Simple: bold leadership.
If ever there is a call for bold leadership and decision-making, it’s in times of uncertainty or adversity. Opportunity is ever present, particularly in tough times. With bold leadership, companies can not only prosper, but they can also exploit their competitors’ paralysis and make important, even game-changing moves that position them for enduring success. During the Great Depression, for example, companies such as Procter & Gamble, DuPont, and even General Motors took contrarian positions that turned out to be wildly successful. (See “The Great Depression: Time of Opportunity,” below.)
So what does it take to change the mindset and behavior of the team at the top? To shake them out of their risk-averse wait-and-see attitude, even when they know that inertia itself is risky? To inspire the requisite boldness so that they act ahead of the need, ahead of the competition—and before hardship or crisis makes action a necessity rather than a choice?
Often, as in Ford’s case, a company will bring in an outside CEO. Or the existing CEO will reshuffle the team and reorganize management, recruiting new blood and “retiring” established heavy hitters. That may signal change, but it certainly doesn’t guarantee it. Although change from within can be difficult (and without guarantees), the payoff from changing leaders’ behavior is potentially far greater.
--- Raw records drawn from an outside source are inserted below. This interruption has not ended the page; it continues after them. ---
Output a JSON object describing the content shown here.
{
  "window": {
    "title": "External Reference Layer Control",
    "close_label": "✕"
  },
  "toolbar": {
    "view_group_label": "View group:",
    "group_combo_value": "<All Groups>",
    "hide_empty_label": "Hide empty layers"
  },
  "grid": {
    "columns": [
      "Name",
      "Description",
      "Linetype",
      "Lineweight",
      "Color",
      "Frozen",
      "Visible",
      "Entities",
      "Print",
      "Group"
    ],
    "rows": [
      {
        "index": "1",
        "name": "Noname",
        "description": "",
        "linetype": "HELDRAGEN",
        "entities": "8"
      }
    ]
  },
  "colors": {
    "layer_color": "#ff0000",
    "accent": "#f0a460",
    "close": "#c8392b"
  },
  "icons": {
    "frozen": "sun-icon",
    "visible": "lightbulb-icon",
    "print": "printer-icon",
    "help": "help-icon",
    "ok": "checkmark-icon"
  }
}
From a practical standpoint, changing leaders’ behavior—and grooming future leaders to equip them to face the new realities—may also be smarter, in light of the growing leadership deficit that companies are facing: of the 3,500 companies worldwide that The Boston Consulting Group surveyed recently, 58 percent indicated that they were lacking leadership for critical roles. (See “New Leadership Rules,” BCG article, May 2010.)
Consider the stories of two large companies and the strategies their CEOs used to overcome paralysis at the top and bring about vital change—by changing people’s behavior.